New York Morning | 2011 | Acrylic on canvas | 54x65cm




In his recent series, Zhang exercises his unbound imagination through allegorical narrative style. He often uses animals and plants to symbolize people facing society’s rapid transformation and religious symbols appear frequently. While the façade of his works are peaceful, playful and vivid in color, Zhang alludes to the doubts and anxieties that are hidden beneath, alluding to the reality of life. 



Sentimental Garden | 2018 | Acrylic on canvas | 140×344cm


Mr. Godot Will Definitely Come Tomorrow | 2017 | Acrylic on canvas | 95×110cm





Zhang Gong’s Beijing No. 3 represents every aspect of Beijing in detail, such as the bustling cityscape, the streets teeming with traffic, the sprawling blocks of buildings, and the monumental archways dismantled by large machine tools. Although the artist did not represent the cityscape in a photorealistic way, the viewers who are vaguely familiar with this city can still sense the endemic ambience of Beijing. Through this work, Zhang attempted more to convey his subjective feelings about the space than to reflect the general appearance of the city. This work incorporates not only the realities of Beijing but also the artist’s memories, feelings and wishes about the place where he spent his childhood. Despite the clamor and crowdedness of the city, we can still see the bright daylight shimmering with all the colors of the rainbow if we look up at the sky.


Excerpt from Zhang Gong: A Personal Posture in the City, by Sun Xiao-tung, 2014



Zhang Gong has been obsessed with artistic creations concerning urban cities.Zhang delineates architectures, streets, traffics, characters and stories happened in the cities with an unusual calmness. When we read the pictures in depth, it is very interesting to realize that the cities portrayed by the artist are very familiar yet particularly unfamiliar, whether or not it is Beijing, a place that I know very well, or any other cosmopolitan cities in the world…Perhaps the artist is not interested in an accurate drawing but the juxtapositional impressions of the city. This could be considered as a concentrated portraiture of the city.
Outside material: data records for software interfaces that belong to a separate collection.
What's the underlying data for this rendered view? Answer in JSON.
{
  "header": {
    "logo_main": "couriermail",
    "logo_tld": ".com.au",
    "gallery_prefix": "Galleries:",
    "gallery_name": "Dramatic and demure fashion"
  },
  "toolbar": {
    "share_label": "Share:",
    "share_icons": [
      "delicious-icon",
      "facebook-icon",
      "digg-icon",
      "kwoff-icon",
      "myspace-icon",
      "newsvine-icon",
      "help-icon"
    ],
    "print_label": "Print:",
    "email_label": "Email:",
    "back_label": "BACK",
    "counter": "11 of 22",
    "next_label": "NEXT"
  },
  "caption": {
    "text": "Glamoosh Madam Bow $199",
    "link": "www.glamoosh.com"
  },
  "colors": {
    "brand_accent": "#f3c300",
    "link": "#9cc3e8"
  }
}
Liu Ye, Artist, 2014



 Zhang Gong’s attention to the details is connate. The whole pictures of his works are filled with imperturbable details. These details are like self-replicating under a Zhang Gong’s style of reasoning to represent a big world: it seems that we could see every single pieces of brick as if we are able to grasp the textures of the entire city. We crawl from one building to another forever without an end. In the pictures that accommodated thousands of constituents, we may come to realize that there is no redundant detail. It seems that we have left behind our footprints in the pictures when we travel through.


Excerpt from The Innumerable Details : Zhang Gong’s paintings, Shao Fan, 2014